A new carver on the Knotholes list writes that she doesn't know which tools to consider purchasing for her new carving vocation. This brought several different answers from knowledgeable carvers. Joe Dillett gave the most comprehensive response with the following:
When advising you what to start out with is difficult because we don't know what type of carving you are interested in doing at the start. If you are interested in carving statues (in the round) about the size you can hold in your hand than a knife is the tool I would start with. There are good knives that sell under the $20 range.

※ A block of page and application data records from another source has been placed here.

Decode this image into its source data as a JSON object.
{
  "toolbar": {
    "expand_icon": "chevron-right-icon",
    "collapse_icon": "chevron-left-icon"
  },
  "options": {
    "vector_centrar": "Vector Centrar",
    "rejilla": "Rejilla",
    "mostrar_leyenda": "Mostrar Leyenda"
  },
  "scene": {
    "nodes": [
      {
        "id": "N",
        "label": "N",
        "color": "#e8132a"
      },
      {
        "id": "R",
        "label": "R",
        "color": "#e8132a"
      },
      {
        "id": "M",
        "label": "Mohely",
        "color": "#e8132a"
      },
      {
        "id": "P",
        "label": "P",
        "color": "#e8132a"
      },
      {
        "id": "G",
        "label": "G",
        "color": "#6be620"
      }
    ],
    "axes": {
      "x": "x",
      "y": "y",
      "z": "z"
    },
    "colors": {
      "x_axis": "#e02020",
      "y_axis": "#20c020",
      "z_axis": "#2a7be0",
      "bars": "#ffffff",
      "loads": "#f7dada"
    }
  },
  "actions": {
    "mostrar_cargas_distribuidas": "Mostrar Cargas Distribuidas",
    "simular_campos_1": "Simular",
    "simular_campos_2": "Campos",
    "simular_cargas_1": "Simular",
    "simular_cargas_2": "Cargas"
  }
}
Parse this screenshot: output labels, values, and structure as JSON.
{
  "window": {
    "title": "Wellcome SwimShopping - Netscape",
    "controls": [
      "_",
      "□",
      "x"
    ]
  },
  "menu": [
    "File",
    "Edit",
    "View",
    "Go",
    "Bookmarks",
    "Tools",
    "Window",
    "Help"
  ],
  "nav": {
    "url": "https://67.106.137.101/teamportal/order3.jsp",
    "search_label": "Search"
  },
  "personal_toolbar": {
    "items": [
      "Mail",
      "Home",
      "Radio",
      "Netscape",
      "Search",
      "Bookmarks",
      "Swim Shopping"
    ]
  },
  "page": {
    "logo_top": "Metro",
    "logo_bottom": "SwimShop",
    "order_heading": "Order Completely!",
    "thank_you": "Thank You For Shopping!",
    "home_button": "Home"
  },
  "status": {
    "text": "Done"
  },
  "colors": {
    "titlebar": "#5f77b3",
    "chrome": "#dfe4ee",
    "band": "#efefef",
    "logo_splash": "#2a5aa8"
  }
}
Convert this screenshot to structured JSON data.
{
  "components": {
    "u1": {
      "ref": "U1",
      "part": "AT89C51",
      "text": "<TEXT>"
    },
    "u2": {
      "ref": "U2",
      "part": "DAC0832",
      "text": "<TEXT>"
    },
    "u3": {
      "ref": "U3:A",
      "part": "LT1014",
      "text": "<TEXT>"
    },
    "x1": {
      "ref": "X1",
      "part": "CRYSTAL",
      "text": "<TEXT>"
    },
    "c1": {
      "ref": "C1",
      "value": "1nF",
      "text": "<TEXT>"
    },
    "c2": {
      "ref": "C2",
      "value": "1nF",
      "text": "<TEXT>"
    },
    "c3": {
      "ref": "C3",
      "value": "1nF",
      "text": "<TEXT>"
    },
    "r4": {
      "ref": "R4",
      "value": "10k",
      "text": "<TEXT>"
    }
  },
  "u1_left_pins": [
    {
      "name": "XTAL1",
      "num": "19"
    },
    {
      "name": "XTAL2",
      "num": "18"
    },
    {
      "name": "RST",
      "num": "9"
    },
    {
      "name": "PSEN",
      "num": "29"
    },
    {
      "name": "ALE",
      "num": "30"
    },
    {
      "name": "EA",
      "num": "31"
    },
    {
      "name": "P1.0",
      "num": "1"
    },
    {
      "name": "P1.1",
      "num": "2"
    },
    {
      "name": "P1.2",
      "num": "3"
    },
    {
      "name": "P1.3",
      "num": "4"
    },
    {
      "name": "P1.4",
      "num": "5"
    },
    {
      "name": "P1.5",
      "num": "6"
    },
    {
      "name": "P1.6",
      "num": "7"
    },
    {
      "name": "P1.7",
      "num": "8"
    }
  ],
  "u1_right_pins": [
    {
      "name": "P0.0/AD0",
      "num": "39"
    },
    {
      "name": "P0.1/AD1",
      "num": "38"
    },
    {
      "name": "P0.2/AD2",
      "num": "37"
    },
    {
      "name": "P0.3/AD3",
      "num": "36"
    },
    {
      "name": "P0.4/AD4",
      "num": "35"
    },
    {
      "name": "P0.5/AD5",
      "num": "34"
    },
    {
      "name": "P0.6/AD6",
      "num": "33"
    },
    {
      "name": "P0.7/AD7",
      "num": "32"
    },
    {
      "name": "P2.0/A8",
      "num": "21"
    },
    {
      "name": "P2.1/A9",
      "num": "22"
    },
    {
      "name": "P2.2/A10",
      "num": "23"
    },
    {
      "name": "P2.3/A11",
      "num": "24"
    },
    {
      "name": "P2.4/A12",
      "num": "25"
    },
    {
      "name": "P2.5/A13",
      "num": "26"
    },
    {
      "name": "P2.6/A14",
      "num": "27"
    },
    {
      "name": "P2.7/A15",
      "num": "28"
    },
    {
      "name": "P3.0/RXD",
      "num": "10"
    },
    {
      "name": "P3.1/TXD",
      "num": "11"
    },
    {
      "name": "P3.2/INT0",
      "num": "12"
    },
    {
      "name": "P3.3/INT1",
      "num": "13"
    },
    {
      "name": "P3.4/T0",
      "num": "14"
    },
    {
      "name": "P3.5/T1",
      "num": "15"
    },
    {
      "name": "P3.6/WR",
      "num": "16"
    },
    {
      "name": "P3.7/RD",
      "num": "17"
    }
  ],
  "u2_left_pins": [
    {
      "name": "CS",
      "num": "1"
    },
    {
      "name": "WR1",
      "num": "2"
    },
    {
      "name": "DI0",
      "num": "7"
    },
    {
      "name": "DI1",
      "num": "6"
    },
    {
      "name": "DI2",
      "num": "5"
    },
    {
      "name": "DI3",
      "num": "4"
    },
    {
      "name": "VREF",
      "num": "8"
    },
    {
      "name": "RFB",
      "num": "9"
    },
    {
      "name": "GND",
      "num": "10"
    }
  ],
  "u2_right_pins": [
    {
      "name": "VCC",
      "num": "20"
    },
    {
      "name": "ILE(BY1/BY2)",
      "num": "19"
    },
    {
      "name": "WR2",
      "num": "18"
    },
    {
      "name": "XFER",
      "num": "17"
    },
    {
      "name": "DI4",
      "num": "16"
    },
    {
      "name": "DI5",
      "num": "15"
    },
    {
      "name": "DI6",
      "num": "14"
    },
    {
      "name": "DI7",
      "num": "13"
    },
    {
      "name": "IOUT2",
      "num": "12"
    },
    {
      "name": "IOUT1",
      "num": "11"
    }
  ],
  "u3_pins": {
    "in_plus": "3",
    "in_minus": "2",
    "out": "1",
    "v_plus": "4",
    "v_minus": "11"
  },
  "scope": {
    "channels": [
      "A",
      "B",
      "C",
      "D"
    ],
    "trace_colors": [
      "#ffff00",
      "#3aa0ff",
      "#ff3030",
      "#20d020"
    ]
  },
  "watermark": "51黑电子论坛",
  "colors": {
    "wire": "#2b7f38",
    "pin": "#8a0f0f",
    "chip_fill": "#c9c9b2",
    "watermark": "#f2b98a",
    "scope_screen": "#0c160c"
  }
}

The next thing to learn is how to sharpen. To do good carvings the tools must be razor sharp. This requires a piece of leather and a buffing compound. If you don't have leather, you can apply the buffing compound on cardboard and even wood but most people find the leather strap like an old wide belt works best. Buffing compound can be bought at the local hardware store in most cases. Or you may buy it from several that participate on this list. Just ask them to email you off list and request a catalog.
If you are carving a plaque, (relief carving) you may need some chisels and a mallet. The chisels would be a small V shaped chisel and a smaller gouge. You sharpen the chisels with the same leather and buffing compound.
You should also have a coarse and fine sharpening stone.
All this is assuming you are using hand tools. If you are using power tools, you may choose from a whole variety of tools. Check out the catalogs from members of this list.
Another suggestion is to find a local carving club in your area. Also, subscribe to a woodcarving magazine like Chip Chats.
Finally, you've got your carving completed and finished with light washes of your favorite paint. It is time to antique the carving. What should you use? Here's one answer, Jan Oegema's Umber Juice. The recipe is as follows:
- 1 part paint thinner
- 1 part Verathane
- 1/2 part double boiled linseed oil.
Cover your carving with this mixture thoroughly and then use Burnt Umber paint (OIL BASE). Smear it ALL over with brush liberally then wipe off as you see fit. Let dry for 24 hrs.
Well that wraps up this issue of Notes From the Net. May you always strive to reach the next level with your carving efforts.
Please take some time and check out the wood carving lists on the Internet. There is a lot of knowledge free for the asking on all of the list serves.
For information regarding the various email lists for woodcarvers, visit The Carvers' Companion Resource Files, or click the links below.